Sun Storage 7410 Unified Storage System review
Sun delivers a unique network storage solution with more standard features than the rest and no hidden charges.
Hidden costs are an issue we often come across with network storage solutions. Volume snapshots, thin provisioning and remote site replication are essential to large businesses but many vendors hide these away as optional extras and expect you to pay heavily for these privileges.
Not so with Sun Microsystems as its Unified Storage System (USS) family offers a more tempting proposal by including everything as standard. For your money you get unlimited snapshots, integral data compression, iSCSI thin provisioning, virus scanning and even remote replication.

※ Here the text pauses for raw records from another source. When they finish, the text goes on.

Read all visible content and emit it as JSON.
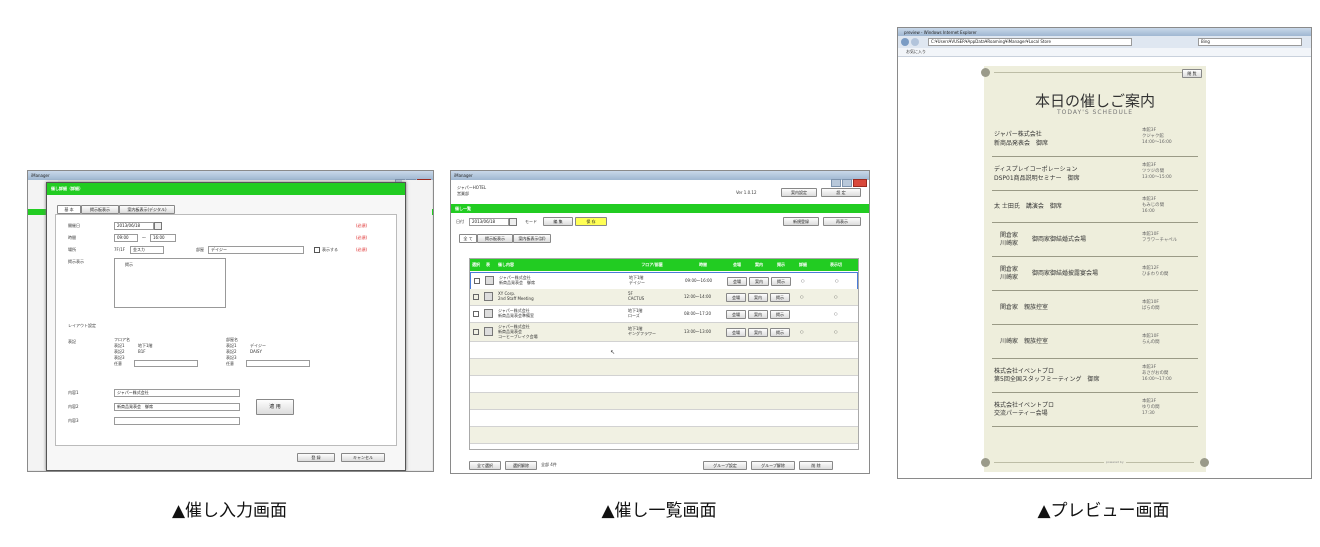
{
  "captions": {
    "input": "▲催し入力画面",
    "list": "▲催し一覧画面",
    "preview": "▲プレビュー画面"
  },
  "input_screen": {
    "window_title": "iManager",
    "dialog_title": "催し詳細（詳細）",
    "tabs": [
      "基 本",
      "掲示板表示",
      "案内板表示(デジタル)"
    ],
    "fields": {
      "date_label": "開催日",
      "date_value": "2013/06/18",
      "time_label": "時間",
      "time_from": "09:00",
      "time_sep": "〜",
      "time_to": "16:00",
      "place_label": "場所",
      "place_floor": "7F/1F",
      "place_room": "金スカ",
      "venue_label": "部屋",
      "venue_value": "デイジー",
      "display_check": "表示する",
      "required1": "(必須)",
      "required2": "(必須)",
      "required3": "(必須)",
      "display_label": "掲示表示",
      "display_check_item": "掲示",
      "layout_label": "レイアウト設定",
      "layout_display_label": "表記",
      "floor_col": "フロア名",
      "room_col": "部屋名",
      "floor_opts": [
        "表記1",
        "表記2",
        "表記3",
        "任意"
      ],
      "floor_vals": [
        "地下1階",
        "B1F"
      ],
      "room_opts": [
        "表記1",
        "表記2",
        "表記3",
        "任意"
      ],
      "room_vals": [
        "デイジー",
        "DAISY"
      ],
      "content1_label": "内容1",
      "content1_value": "ジャパー株式会社",
      "content2_label": "内容2",
      "content2_value": "新商品発表会　御席",
      "content3_label": "内容3",
      "content3_value": ""
    },
    "apply_button": "適 用",
    "ok_button": "登 録",
    "cancel_button": "キャンセル"
  },
  "list_screen": {
    "window_title": "iManager",
    "hotel_name": "ジャパーHOTEL",
    "subtitle": "営業部",
    "version": "Ver 1.0.12",
    "btn_guide": "案内設定",
    "btn_settings": "設 定",
    "green_header": "催し一覧",
    "date_label": "日付",
    "date_value": "2013/06/18",
    "mode_label": "モード",
    "mode_value": "編 集",
    "mode_badge": "保 存",
    "btn_register": "新規登録",
    "btn_preview": "再表示",
    "tabs": [
      "全 て",
      "掲示板表示",
      "案内板表示(詳)"
    ],
    "columns": [
      "選択",
      "表",
      "催し内容",
      "フロア/部屋",
      "時間",
      "会場",
      "案内",
      "掲示",
      "詳細",
      "表示切"
    ],
    "rows": [
      {
        "title1": "ジャパー株式会社",
        "title2": "新商品発表会　御席",
        "room1": "地下1階",
        "room2": "デイジー",
        "time": "09:00〜16:00",
        "m1": "○",
        "m2": "○"
      },
      {
        "title1": "XY Corp.",
        "title2": "2nd Staff Meeting",
        "room1": "5F",
        "room2": "CACTUS",
        "time": "12:00〜14:00",
        "m1": "○",
        "m2": "○"
      },
      {
        "title1": "ジャパー株式会社",
        "title2": "新商品発表会準備室",
        "room1": "地下1階",
        "room2": "ローズ",
        "time": "08:00〜17:20",
        "m1": "",
        "m2": "○"
      },
      {
        "title1": "ジャパー株式会社",
        "title2": "新商品発表会",
        "title3": "コーヒーブレイク会場",
        "room1": "地下1階",
        "room2": "ヤングフラワー",
        "time": "13:00〜13:00",
        "m1": "○",
        "m2": "○"
      }
    ],
    "row_buttons": [
      "会場",
      "案内",
      "掲示"
    ],
    "btn_select_all": "全て選択",
    "btn_deselect": "選択解除",
    "count_label": "全部 4件",
    "btn_group_set": "グループ設定",
    "btn_group_clear": "グループ解除",
    "btn_delete": "削 除"
  },
  "preview_screen": {
    "window_title": "preview - Windows Internet Explorer",
    "address": "C:¥Users¥VUSER¥AppData¥Roaming¥iManager¥Local Store",
    "search_engine": "Bing",
    "favorites": "お気に入り",
    "close_button": "閉 覧",
    "heading": "本日の催しご案内",
    "subheading": "TODAY'S SCHEDULE",
    "footer_tag": "powered by",
    "items": [
      {
        "name1": "ジャパー株式会社",
        "name2": "新商品発表会　御席",
        "room1": "本館3F",
        "room2": "クジャク館",
        "room3": "14:00〜16:00"
      },
      {
        "name1": "ディスプレイコーポレーション",
        "name2": "DSP01商品説明セミナー　御席",
        "room1": "本館3F",
        "room2": "ツツジの間",
        "room3": "13:00〜15:00"
      },
      {
        "name1": "太 士田氏　講演会　御席",
        "name2": "",
        "room1": "本館3F",
        "room2": "もみじの間",
        "room3": "16:00"
      },
      {
        "name1": "関倉家",
        "name1b": "川崎家",
        "name2": "御両家御結婚式会場",
        "room1": "本館10F",
        "room2": "フラワーチャペル",
        "room3": ""
      },
      {
        "name1": "関倉家",
        "name1b": "川崎家",
        "name2": "御両家御結婚披露宴会場",
        "room1": "本館12F",
        "room2": "ひまわりの間",
        "room3": ""
      },
      {
        "name1": "関倉家　親族控室",
        "name2": "",
        "room1": "本館10F",
        "room2": "ばらの間",
        "room3": ""
      },
      {
        "name1": "川崎家　親族控室",
        "name2": "",
        "room1": "本館10F",
        "room2": "らんの間",
        "room3": ""
      },
      {
        "name1": "株式会社イベントプロ",
        "name2": "第5回全国スタッフミーティング　御席",
        "room1": "本館3F",
        "room2": "あさがおの間",
        "room3": "16:00〜17:00"
      },
      {
        "name1": "株式会社イベントプロ",
        "name2": "交流パーティー会場",
        "room1": "本館3F",
        "room2": "ゆりの間",
        "room3": "17:30"
      }
    ]
  },
  "colors": {
    "accent_green": "#22cc22",
    "preview_bg": "#eeeedc",
    "win_title": "#a9bfd8"
  }
}
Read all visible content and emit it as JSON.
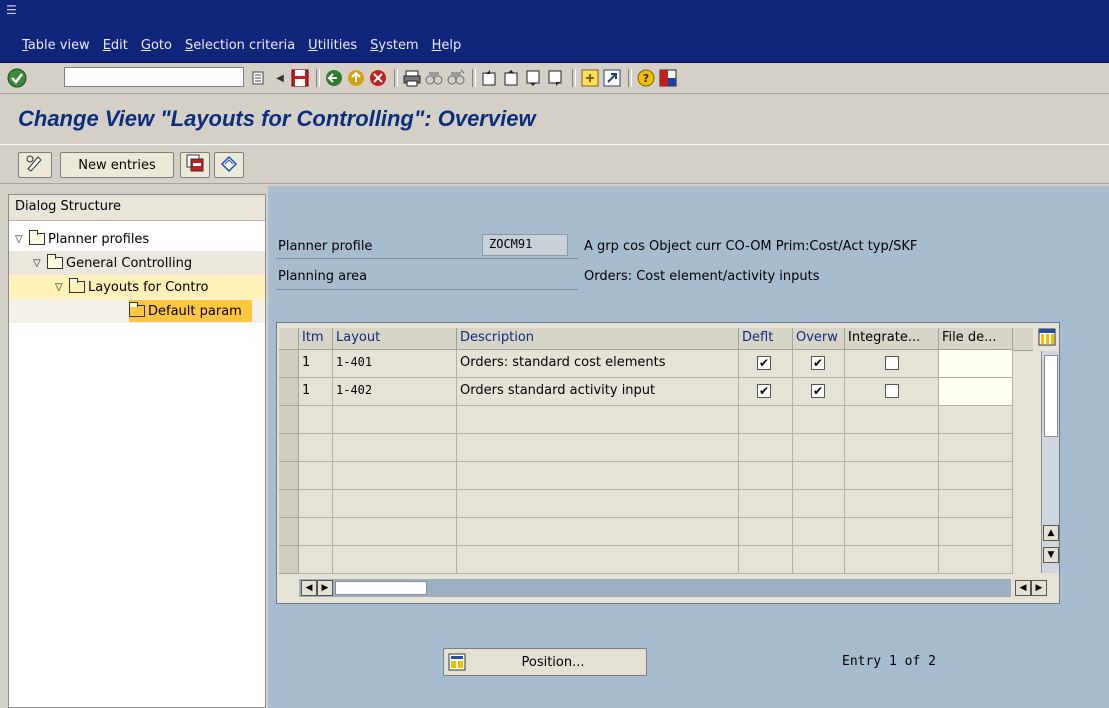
{
  "menu": {
    "items": [
      {
        "u": "T",
        "rest": "able view"
      },
      {
        "u": "E",
        "rest": "dit"
      },
      {
        "u": "G",
        "rest": "oto"
      },
      {
        "u": "S",
        "rest": "election criteria"
      },
      {
        "u": "U",
        "rest": "tilities"
      },
      {
        "u": "S",
        "rest": "ystem"
      },
      {
        "u": "H",
        "rest": "elp"
      }
    ]
  },
  "toolbar": {
    "command_value": "",
    "icons": [
      "enter-icon",
      "back-icon",
      "exit-icon",
      "cancel-icon",
      "print-icon",
      "find-icon",
      "find-next-icon",
      "first-page-icon",
      "previous-page-icon",
      "next-page-icon",
      "last-page-icon",
      "create-session-icon",
      "shortcut-icon",
      "help-icon",
      "layout-menu-icon"
    ]
  },
  "title": "Change View \"Layouts for Controlling\": Overview",
  "app_toolbar": {
    "new_entries_label": "New entries"
  },
  "dialog_structure": {
    "header": "Dialog Structure",
    "nodes": [
      {
        "label": "Planner profiles"
      },
      {
        "label": "General Controlling"
      },
      {
        "label": "Layouts for Contro"
      },
      {
        "label": "Default param"
      }
    ]
  },
  "header_fields": {
    "planner_profile_label": "Planner profile",
    "planner_profile_value": "ZOCM91",
    "planner_profile_desc": "A grp cos Object curr CO-OM Prim:Cost/Act typ/SKF",
    "planning_area_label": "Planning area",
    "planning_area_desc": "Orders: Cost element/activity inputs"
  },
  "table": {
    "columns": [
      "Itm",
      "Layout",
      "Description",
      "Deflt",
      "Overw",
      "Integrate...",
      "File de..."
    ],
    "rows": [
      {
        "itm": "1",
        "layout": "1-401",
        "description": "Orders: standard cost elements",
        "deflt": true,
        "overw": true,
        "integrate": false,
        "file": ""
      },
      {
        "itm": "1",
        "layout": "1-402",
        "description": "Orders standard activity input",
        "deflt": true,
        "overw": true,
        "integrate": false,
        "file": ""
      }
    ],
    "empty_rows": 6
  },
  "footer": {
    "position_label": "Position...",
    "entry_text": "Entry 1 of 2"
  },
  "colors": {
    "menubar": "#10247a",
    "title": "#0d2d7d",
    "pane": "#a8bcd0",
    "highlight": "#fff1b8",
    "selected": "#ffc640"
  }
}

Sun claims the 7000 family as the world's first open storage solution as all its appliances run the OpenSolaris operating system. It delivers support for CIFS, NFS, HTTP, FTP and iSCSI so you have full NAS and IP SAN functions. However, unification isn't yet complete as FC SANs are not currently available and Sun advised us that support won't be implemented until later this year.
There's much more as not only do the 7000 appliances support RAID-5 and -6 arrays but also offer Sun's ZFS Hybrid storage pools. These allow high performance Flash memory devices and DRAM memory plus high capacity hard disks to be combined into a single storage entity.
On review is the Sun Storage 7410 solution which comprises a well-specified 2U Sun Fire 7440 rack server acting as the head unit. This was kitted out with a pair of quad-core 2300 Opterons but this server is quite unique as it can accept an extra mezzanine tray with two more Opteron sockets making it the only 2U quad-socket AMD server on the market.
Obviously, you'll need to specify Series 8300 processors all round and we recently took an exclusive look at this remarkable server in our sister title PC Pro. The server is also equipped with a pair of dual-port SAS adapters allowing multiple J4440 disk arrays to be daisy-chained from it in fault tolerant links.
The head unit and single J4440 array on review also came supplied with SSDs and these are used by ZFS as fast read caches for active data. Writes are initially made to the SSDs and using background tasks the data is then flushed onto the hard disks. ZFS also keeps an eye on frequently used data and makes sure it's in the SSD cache for faster access and lower latency.
In This Article
The ultimate law enforcement agency guide to going mobile
Best practices for implementing a mobile device programFree download
The business value of Red Hat OpenShift
Platform cost savings, ROI, and the challenges and opportunities of Red Hat OpenShiftFree download
Managing security and risk across the IT supply chain: A practical approach
Best practices for IT supply chain securityFree download
Digital remote monitoring and dispatch services’ impact on edge computing and data centres
Seven trends redefining remote monitoring and field service dispatch service requirementsFree download